A contract of carriage provision that reserves the right to cancel such ticketed purchases or reserves the right to raise the fare cannot legalize the practice described above. The Enforcement Office would consider any contract of carriage provision that attempts to relieve a carrier of the prohibition against post-purchase price increase to be an unfair and deceptive practice in violation of 49 U.S.C. § 41712.
It’s entirely predictable and was predicted that this rule would mean consumers would benefit from pretty much all mistake fares (which aren’t as common as they used to be as a result of better digital tools). The Department of Transportation is shocked by “bad actors” buying mistake fares in “bad faith.”
They’ve chipped away at their own rules, arguing that airlines aren’t required to honor tickets when:

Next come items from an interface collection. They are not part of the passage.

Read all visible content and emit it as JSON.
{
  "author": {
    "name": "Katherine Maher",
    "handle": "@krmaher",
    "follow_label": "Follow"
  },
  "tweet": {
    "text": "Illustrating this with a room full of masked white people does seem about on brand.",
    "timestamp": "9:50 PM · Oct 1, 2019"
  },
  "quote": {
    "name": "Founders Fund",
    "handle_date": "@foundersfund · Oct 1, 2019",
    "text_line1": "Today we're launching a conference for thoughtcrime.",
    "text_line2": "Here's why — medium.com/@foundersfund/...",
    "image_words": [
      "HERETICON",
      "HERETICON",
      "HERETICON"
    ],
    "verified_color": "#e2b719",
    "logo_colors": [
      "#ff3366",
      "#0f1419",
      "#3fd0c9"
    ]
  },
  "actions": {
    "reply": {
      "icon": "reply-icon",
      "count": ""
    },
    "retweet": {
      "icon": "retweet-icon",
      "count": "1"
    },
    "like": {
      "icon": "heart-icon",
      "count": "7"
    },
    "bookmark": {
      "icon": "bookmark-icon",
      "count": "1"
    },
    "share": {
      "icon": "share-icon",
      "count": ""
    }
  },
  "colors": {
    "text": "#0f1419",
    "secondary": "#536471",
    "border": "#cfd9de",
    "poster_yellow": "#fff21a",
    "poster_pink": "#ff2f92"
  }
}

- There’s merely a connection in the US but travel is to and from other countries (Swiss’ decision not to honor tickets between Yangon and Canada with a connection at New York JFK)
- The correct price is displayed during the booking process but not at final purchase (United’s 4 mile Hong Kong mistake)
- Currency conversion errors where consumers had to book on a site intended for individuals outside the United States (also United)
A current Department notice of proposed rulemaking asks for help in coming up with a way of undoing the requirement that mistake fares be honored, while continuing to prohibit airlines from increasing prices after purchase when consumers didn’t actually know there was a mistake.
What’s a Better Rule?
One approach would be to say that airfare is just like everything else and ought to be subject to the same common law rules and Federal Trade Commission regulations — in other words, there’s nothing inherently special about airfare versus hotel prices, or vacuum cleaners.
Nonetheless, the DOT has the power to regulate here and so they certainly will. Given that I do think we can come up with a reasonable and clear approach.
There are mistakes, and then there are mistakes. Some are intentional. Some are modest or even large discounts and some are out of this world.
It’s truly special when you can fly business class roundtrip to New Zealand for less than the price of coach. It’s even better when the airline says standing behind their fare is “the right thing to do.”
But I don’t think we can expect that. In order not to honor a mistake fare, a think a policy could make sense like:
- An airline should have to certify that they’ve made a mistake. A submission to the DOT certifying under penalty of perjury that the fare in question was indeed an error.
- The error must be obvious and egregious. If an airfare is an 80% or 90% discount from the lowest paid fare (inclusive of all fees and surcharges) sold on the route in the previous 30 days, and it wasn’t offered intentionally, it seems reasonable to accept that it was an error.
- The submission has to be made in a timely manner. Customers generally have the right under current DOT rules to put airfare on hold for 24 hours, or to cancel within 24 hours of ticketing. It seems like airlines should be able to cancel a mistake within 24 hours.
- They should communicate clearly with customers. Individually contact customers within 24 hours of purchase indicating that they’ve submitted to the DOT that the tickets in question were a mistake and won’t be honored.
Would that seem fair to you?